Compounding the importance of negotiations is an economic meltdown that may have an effect on the NFL heading into next season.
Smith said his goal is to maintain the labor peace that has allowed the NFL to emerge as "America's Game" over the past two decades. But he warned that he is also preparing for what he referred to as "war."
"There isn't a day where I don't hope for peace. But at the same time, there isn't a day where we won't prepare for war," Smith said. "So, as we move forward, I hope that our discussion with the owners is both early and fruitful. And it is my sincere hope that we can come to an agreement extremely quickly."
Smith also noted that labor strife would go beyond players and owners, mentioning those who work in concessions, parking and other areas that rely on the NFL for business.
"I don't want a lockout for our men. But I also don't want a lockout for the people who need those eight paychecks a year," Smith said. "Talks of things like a lockout, it hurts these men [players], but it also hurt a larger group of people, and we're mindful of that."
Owners argue that the current agreement is too favorable for players, who get about 60 percent of applicable revenues.
The NFLPA has countered, citing a union-commissioned study that showed the average value of the teams has grown from $288 million to $1.04 billion over 10 years, an increase of about 14 percent a year.
If a deal is not reached before the start of the 2010 season, the NFL salary cap will be lifted, providing teams no ceiling or minimums to sign players. Smith said he holds the same view as Upshaw, saying the union will "not go back" to a salary cap if it is removed.
Such a move would have the potential to hurt the NFL's competitive balance, allowing big-market teams to outbid their small-market counterparts in free agency. The move would also affect players, who would have to wait six years to become free agents, instead of four under the current system. No salary cap would also remove the minimum pay scale for players.
Another immediate challenge Smith must deal with is repairing the rift between the union and a group retired players, who feel disenfranchised over their poorly funded pension and medical plans.
Smith called it "a moral obligation" to address the concerns of retired players and noted that his transition team will include retired players.
"The one clear message that I've had from the first time we met until yesterday: We need to be one team, we need to be one locker room," Smith said.

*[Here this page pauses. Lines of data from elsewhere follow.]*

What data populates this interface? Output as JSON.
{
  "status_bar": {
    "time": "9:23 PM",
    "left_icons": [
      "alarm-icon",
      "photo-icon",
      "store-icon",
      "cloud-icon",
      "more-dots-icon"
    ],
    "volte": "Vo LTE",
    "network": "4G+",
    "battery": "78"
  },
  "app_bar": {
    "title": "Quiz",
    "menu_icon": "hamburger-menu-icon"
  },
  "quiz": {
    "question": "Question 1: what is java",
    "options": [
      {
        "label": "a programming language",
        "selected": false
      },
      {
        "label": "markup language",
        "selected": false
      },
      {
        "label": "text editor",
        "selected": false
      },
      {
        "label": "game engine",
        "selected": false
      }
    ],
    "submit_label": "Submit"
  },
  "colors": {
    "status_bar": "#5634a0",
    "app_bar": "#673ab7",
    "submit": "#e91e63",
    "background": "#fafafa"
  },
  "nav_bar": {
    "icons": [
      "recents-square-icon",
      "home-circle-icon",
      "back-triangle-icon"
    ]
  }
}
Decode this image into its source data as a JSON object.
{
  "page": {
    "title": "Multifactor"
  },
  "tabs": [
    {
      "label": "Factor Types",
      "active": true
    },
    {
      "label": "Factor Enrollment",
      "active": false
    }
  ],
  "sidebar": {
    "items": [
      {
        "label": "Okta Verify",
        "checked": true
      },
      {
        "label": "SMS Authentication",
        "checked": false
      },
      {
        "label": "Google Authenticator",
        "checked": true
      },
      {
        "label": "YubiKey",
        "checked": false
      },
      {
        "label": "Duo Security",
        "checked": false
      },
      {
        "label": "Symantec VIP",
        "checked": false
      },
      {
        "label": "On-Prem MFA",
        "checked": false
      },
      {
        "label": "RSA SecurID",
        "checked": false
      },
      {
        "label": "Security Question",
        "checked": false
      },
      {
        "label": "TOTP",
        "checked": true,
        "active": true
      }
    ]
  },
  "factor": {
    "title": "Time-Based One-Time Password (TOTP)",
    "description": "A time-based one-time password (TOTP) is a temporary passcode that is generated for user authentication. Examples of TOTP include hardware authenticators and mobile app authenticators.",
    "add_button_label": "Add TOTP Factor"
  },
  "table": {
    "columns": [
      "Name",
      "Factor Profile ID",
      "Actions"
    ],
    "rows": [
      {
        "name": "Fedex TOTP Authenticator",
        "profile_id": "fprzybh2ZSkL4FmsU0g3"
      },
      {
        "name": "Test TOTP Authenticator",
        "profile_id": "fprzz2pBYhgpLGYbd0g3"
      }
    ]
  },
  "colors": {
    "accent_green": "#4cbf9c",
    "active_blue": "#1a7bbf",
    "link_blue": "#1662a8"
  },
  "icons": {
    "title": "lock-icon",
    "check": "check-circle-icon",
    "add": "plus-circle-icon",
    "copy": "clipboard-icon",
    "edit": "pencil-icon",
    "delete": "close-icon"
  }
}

Jim Acho, a Michigan-based attorney who has represented retired players in the past, expressed hope that Smith will enact change.
"Everything I've heard about Mr. Smith has been positive, and I'm hopeful that he will do right by the retirees," Acho said. "It is my sincere hope that DeMaurice Smith improves on the one key area where I think Gene Upshaw was derelict."
Smith was regarded as an outsider, having no ties to the union or NFL. His strengths included his connections to power, having ties to President Barack Obama and new U.S. Attorney General Eric Holder.
"We're very, very pleased to move forward with who we see as a leader who can lead us in the right direction right now," Dawkins said. "I can't speak of how excited I am of the opportunity of going forward and the vision that he told us that he has for this organization to unify us, which we are right now, and to bring that same unity to the retired players so that we're all on the same page moving forward to be able to continue this beautiful game that we're all blessed to play."